What is being asked ▸ Determine how many lines in the entries below include "Bundang". The reply should be that number and nothing else.

Website and app data records:
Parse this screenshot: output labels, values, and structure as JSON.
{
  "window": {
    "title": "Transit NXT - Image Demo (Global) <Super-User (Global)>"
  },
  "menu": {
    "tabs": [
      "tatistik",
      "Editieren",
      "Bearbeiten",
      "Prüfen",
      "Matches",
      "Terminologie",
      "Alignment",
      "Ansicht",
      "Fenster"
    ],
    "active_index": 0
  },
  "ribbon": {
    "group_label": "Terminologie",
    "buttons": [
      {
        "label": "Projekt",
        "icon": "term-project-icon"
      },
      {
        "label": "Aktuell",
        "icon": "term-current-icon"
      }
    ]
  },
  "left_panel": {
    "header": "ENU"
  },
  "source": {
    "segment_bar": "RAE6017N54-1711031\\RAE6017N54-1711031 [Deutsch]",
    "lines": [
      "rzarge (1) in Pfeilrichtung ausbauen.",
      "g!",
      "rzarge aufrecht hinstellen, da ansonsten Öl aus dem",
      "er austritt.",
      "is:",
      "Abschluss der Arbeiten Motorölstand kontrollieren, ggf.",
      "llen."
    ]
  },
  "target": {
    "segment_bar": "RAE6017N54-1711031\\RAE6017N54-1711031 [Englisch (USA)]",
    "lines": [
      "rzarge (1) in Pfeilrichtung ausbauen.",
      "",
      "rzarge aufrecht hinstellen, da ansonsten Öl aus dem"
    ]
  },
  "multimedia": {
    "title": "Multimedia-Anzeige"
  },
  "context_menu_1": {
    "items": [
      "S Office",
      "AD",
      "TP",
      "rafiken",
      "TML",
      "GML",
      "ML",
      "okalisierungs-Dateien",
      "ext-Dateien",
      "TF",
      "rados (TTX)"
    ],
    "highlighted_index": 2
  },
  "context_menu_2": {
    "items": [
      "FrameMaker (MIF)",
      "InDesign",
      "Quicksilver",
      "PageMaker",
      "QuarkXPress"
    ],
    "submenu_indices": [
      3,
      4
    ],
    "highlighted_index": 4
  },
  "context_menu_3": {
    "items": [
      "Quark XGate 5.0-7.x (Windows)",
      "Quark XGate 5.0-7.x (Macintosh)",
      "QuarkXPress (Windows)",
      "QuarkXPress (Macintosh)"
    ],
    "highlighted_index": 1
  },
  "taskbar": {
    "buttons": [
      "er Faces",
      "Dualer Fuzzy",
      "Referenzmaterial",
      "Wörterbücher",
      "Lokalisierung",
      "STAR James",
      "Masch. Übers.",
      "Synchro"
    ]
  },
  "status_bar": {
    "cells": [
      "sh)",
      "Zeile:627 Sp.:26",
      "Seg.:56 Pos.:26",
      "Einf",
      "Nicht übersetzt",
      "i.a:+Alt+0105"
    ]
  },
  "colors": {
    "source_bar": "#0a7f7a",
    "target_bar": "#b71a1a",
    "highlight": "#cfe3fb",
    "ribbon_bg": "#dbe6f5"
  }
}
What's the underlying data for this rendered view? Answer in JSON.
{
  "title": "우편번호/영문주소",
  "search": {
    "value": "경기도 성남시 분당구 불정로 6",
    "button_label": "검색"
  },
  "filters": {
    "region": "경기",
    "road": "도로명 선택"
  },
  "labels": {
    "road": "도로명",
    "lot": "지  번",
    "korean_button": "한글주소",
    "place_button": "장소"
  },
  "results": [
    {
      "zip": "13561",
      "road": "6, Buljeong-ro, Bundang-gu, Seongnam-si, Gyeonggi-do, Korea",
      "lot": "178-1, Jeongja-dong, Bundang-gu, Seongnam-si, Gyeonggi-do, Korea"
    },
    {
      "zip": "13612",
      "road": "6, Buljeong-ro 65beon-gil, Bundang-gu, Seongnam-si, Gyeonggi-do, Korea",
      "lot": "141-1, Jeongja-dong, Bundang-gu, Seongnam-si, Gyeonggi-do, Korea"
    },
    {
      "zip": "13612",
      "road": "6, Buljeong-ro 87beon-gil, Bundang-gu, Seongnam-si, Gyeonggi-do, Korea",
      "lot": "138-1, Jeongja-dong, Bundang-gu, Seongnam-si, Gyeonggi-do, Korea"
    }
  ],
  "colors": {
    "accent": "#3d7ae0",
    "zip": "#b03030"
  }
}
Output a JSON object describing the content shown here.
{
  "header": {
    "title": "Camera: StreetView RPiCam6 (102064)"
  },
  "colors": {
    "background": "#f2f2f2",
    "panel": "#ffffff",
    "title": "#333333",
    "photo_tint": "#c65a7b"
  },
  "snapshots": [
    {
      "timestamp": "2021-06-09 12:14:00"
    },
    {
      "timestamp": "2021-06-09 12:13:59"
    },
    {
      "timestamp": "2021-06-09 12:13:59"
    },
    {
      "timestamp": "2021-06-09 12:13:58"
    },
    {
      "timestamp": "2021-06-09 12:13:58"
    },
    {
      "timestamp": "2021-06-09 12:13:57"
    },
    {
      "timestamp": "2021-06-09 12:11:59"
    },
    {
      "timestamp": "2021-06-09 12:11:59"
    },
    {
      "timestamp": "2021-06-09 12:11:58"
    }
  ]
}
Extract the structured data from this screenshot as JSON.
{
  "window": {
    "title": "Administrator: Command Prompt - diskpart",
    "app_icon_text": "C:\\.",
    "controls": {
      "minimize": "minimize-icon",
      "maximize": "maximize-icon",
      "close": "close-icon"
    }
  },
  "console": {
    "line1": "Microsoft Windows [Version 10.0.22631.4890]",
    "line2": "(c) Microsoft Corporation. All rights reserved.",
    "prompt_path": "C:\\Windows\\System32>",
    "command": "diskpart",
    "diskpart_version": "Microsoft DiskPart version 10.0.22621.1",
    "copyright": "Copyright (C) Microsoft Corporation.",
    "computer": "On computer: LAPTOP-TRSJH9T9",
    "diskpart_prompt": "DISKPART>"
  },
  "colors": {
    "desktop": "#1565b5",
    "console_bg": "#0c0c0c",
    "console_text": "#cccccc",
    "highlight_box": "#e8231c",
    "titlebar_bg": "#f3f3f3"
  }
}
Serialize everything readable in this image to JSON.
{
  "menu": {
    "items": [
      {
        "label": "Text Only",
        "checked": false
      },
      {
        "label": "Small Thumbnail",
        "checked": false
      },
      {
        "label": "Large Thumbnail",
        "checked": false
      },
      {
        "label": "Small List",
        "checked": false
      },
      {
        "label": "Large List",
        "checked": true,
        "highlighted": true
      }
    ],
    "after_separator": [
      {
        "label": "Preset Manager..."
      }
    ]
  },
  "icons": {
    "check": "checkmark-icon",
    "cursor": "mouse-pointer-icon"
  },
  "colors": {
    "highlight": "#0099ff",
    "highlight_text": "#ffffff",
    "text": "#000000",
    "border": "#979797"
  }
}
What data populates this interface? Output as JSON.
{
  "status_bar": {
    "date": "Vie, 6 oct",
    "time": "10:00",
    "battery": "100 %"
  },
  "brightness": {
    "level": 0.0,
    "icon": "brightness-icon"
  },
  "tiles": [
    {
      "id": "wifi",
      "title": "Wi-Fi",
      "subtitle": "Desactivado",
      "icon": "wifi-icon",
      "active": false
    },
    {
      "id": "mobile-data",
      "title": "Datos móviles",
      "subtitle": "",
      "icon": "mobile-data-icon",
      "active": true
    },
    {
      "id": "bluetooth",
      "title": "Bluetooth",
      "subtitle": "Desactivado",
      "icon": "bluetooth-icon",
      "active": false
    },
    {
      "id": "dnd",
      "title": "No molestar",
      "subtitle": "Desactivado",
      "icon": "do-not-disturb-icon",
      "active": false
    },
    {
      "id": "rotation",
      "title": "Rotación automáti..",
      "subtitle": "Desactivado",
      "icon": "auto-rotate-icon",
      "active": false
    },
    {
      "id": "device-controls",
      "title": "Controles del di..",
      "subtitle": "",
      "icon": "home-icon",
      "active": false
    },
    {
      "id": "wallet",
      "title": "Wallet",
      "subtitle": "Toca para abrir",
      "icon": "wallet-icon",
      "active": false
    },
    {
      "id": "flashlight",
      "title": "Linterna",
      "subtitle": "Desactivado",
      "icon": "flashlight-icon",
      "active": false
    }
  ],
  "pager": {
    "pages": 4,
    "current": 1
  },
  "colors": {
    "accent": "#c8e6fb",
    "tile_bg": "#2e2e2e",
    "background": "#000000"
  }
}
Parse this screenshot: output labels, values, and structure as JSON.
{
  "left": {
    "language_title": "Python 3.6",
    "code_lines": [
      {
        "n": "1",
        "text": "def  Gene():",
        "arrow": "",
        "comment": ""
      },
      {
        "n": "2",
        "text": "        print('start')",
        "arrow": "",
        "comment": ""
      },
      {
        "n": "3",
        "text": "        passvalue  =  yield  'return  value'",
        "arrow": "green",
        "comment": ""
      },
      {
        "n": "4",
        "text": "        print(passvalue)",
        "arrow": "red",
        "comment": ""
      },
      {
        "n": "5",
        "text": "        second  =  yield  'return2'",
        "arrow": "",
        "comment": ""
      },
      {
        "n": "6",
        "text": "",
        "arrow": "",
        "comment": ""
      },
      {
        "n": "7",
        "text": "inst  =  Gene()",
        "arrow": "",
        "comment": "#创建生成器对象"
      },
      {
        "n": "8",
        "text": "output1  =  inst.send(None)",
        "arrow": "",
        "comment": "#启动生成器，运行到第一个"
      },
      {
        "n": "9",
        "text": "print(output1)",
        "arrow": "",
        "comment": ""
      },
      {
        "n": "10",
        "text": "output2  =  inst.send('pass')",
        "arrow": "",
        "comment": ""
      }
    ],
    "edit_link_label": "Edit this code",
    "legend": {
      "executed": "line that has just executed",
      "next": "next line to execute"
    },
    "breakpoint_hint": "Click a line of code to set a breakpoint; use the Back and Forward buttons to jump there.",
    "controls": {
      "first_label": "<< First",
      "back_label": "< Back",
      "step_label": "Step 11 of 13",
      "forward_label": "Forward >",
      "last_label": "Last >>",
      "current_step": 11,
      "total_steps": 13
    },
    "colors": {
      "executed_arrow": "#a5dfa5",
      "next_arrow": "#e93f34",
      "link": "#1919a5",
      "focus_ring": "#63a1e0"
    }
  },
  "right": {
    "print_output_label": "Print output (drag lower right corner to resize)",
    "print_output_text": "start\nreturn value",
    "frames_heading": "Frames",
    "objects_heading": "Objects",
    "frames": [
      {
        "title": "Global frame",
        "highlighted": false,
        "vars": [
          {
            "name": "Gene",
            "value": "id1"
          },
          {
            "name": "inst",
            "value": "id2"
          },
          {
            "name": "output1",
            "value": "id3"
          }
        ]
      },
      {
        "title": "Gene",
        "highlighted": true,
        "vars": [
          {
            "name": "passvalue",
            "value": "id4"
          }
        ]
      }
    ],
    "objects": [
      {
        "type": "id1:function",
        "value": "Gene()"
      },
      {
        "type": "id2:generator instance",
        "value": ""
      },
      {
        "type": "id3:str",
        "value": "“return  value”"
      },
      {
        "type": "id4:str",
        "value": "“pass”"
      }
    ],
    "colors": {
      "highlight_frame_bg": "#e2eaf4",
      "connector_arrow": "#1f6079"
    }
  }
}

Task answer ▸ 6